We’ve been big fans of Jessica’s work for a while now, so we were delighted to hear that her work was finally being featured in a London group show: ‘Wild Life’ at the Stolen Space gallery in East London which is on until 18th December (so go see it!) Jessica very kindly granted us a brief interview to chat about her work.
Q: We’re delighted that your work is finally being featured as part of London show. How did this particular group show come about?*
JJ: Thank you kindly, I’d been wanting to show in London for quite some time! This exhibit came about as most of them do, I was invited. It looked like the gallery would be a good match for my work, and voilà! The Wild Life show at StolenSpace Gallery is on view until Dec. 18.
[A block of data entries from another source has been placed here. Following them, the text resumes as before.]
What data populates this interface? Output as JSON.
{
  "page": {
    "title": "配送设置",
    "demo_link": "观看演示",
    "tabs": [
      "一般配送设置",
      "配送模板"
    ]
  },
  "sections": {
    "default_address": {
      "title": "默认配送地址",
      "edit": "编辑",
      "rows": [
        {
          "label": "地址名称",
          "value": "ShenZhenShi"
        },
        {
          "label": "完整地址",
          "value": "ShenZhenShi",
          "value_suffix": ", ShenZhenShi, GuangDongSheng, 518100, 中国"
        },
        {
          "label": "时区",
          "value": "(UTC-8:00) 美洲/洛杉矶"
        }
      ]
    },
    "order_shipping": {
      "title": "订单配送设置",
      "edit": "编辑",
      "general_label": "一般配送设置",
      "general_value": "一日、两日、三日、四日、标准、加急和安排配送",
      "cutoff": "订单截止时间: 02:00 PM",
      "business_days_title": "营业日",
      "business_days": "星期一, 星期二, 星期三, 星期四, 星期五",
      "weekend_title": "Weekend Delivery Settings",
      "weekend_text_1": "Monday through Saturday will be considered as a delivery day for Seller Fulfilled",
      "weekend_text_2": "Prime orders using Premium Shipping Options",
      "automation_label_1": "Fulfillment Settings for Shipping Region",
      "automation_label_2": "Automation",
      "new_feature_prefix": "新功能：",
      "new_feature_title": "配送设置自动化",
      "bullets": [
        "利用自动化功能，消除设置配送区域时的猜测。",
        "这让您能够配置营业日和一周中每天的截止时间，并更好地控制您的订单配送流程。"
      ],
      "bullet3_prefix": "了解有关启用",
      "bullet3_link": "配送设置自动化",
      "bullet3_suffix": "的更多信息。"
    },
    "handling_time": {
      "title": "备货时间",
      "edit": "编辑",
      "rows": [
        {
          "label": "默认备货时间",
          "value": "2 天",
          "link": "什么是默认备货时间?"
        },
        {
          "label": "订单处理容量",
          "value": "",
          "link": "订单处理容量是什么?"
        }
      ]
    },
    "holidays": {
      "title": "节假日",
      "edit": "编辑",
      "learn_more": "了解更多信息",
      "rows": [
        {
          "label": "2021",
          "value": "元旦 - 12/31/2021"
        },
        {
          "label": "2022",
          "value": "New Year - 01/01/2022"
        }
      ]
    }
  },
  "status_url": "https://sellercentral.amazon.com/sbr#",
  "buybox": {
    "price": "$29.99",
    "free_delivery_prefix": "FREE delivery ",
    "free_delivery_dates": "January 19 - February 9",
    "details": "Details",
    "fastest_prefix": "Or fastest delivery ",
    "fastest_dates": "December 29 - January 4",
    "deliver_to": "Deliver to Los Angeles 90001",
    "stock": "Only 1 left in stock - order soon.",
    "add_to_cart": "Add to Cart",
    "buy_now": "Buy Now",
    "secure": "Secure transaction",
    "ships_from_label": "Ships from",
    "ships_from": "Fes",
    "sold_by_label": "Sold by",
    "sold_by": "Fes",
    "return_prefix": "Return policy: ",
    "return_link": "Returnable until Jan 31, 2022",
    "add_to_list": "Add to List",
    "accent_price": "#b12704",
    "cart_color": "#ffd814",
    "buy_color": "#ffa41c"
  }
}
Q: You’ve cited influences such as taxidermist Walter Potter. Are there any contemporary artists or makers which you feel a particular kinship in terms of your work?*
JJ: There are SCADS of them! It’s an exciting time to be an artist, there are so many wonderful things being made right now! I wouldn’t necessarily say that any other artists are a direct influence my work, but I am constantly invigorated by seeing new and exciting imagery. Since you mention Walter Potter, I will stick with contemporary sculptors who are working with taxidermy and/or animal imagery.That should keep the list (somewhat) manageable.
Some of my favorites are: Les Deux Garcons, Tessa Farmer, Kate MacDowell, Beth Cavener Stichter, Polly Morgan, Kris Kuksi, The Idiots Collective (aka. Afke Golsteijn and Floris Bakker), Ron Pippin, and Lee Bontecou.
In all of these artists’ work there is a powerfully unique vision and a level of intricacy and technical finesse that appeals to me. They have each created their own worlds, populated with unexpected and delightful creatures. Like a ballet dancer, an accomplished artist makes that which is quite difficult and precise seem effortless, as if it was simply meant to be; it transports you into their dream.
Q: We first came across your work on street art blog Wooster Collective. Other than the fact that some of your sculptures are made of found objects, are there any other similarities between your work and the
street art scene?*
JJ: Because of the nature of my work, it’s not suitable for public spaces. I’m strictly an indoor artist. I do enjoy a lot of the things being done in the context of street art though, and I love the Wooster
Collective blog! It can be problematic to make generalizations about a “scene,” especially for a group as loosely knit as street art. However, I’d say that we share a spirit of irreverence, a desire to make work that is meaningful and interesting to people outside the art world, and a distaste for the navel-gazing of certain strains of contemporary art.
Q: Some of the sculptures have moveable parts and all have been fantastically engineered. Have you ever thought about producing kinetic sculptures or animations even?
JJ: Absolutely! I’ve been mulling over the possibilities of stop-motion animation since I started making this type of work, back in 1992. It would be quite an involved undertaking, so I’m waiting for the right moment. At this point, I need an interesting collaborator or a grant to set the gears in motion. Many of my sculptures have a full range of movement while I am making them. The joints are fixed later on, to allow them to be freestanding, but the way that I build them makes them uniquely well-suited to animation. Some day, some day…
Q: What is the most common reaction to your work and how do you want people to feel about it?
JJ: My work tends to elicit strong reactions, whether positive or negative. Some people are intrigued, and perhaps charmed and delighted. Other people are put off by the use of animal bones. What I do is certainly not for everyone, nor would I want it to be. I would hope that my work entices the viewer to come closer, to look closely, and to appreciate the beauty of animals, both living and dead, from an different perspective.
Q: Despite being made from dead things, we think your work is really playful and intriguing. Would you ever consider commercial approaches or it that something that you have discussed in the past?
JJ: Thank you! I wouldn’t be opposed to it, but it’s hard to imagine what sort of company would make a good partner for such a thing. I guess I’ll just have to wait and see whether any interesting opportunities arise.
With huge thanks to Jessica for both her time and image of one of the works featured in the show (‘Comet’). To see more work, please visit Jessica’ site. Jessica Joslin’s monograph, Strange Nature, and several limited edition prints are also available through her website.